Records from a dataset:
· · · · ·

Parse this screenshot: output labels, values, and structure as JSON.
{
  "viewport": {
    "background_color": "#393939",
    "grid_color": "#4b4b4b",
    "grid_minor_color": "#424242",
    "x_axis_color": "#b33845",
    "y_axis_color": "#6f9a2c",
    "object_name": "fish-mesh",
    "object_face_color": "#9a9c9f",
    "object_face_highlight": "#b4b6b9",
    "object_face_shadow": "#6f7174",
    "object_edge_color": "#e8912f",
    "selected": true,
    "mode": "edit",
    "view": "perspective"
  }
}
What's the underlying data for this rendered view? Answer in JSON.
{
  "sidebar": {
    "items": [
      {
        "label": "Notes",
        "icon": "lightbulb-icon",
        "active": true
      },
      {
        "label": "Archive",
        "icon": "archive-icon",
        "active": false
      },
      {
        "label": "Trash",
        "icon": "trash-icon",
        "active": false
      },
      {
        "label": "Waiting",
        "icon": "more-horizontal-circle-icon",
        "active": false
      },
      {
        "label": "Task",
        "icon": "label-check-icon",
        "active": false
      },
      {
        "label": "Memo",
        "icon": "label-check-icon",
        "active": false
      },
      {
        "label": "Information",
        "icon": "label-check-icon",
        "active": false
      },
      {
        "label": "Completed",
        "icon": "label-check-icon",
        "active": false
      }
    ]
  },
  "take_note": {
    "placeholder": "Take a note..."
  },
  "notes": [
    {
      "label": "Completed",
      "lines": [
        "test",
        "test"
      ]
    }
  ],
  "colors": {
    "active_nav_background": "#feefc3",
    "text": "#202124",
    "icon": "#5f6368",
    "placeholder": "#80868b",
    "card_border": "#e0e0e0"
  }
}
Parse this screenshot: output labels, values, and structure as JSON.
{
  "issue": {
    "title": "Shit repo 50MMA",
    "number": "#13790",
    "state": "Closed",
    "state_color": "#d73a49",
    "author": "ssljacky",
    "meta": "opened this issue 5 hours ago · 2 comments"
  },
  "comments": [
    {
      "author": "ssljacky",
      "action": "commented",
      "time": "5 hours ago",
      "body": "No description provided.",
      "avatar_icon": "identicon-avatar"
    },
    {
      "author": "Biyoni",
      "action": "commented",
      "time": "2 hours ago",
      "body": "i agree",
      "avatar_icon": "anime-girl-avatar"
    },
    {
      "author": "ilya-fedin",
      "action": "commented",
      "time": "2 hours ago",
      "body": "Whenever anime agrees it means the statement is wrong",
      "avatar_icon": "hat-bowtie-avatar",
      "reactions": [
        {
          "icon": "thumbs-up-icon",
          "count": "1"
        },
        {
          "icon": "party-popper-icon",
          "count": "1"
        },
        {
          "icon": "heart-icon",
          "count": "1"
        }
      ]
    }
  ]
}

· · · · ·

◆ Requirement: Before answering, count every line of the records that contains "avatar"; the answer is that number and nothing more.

◆ Solution to this task: 3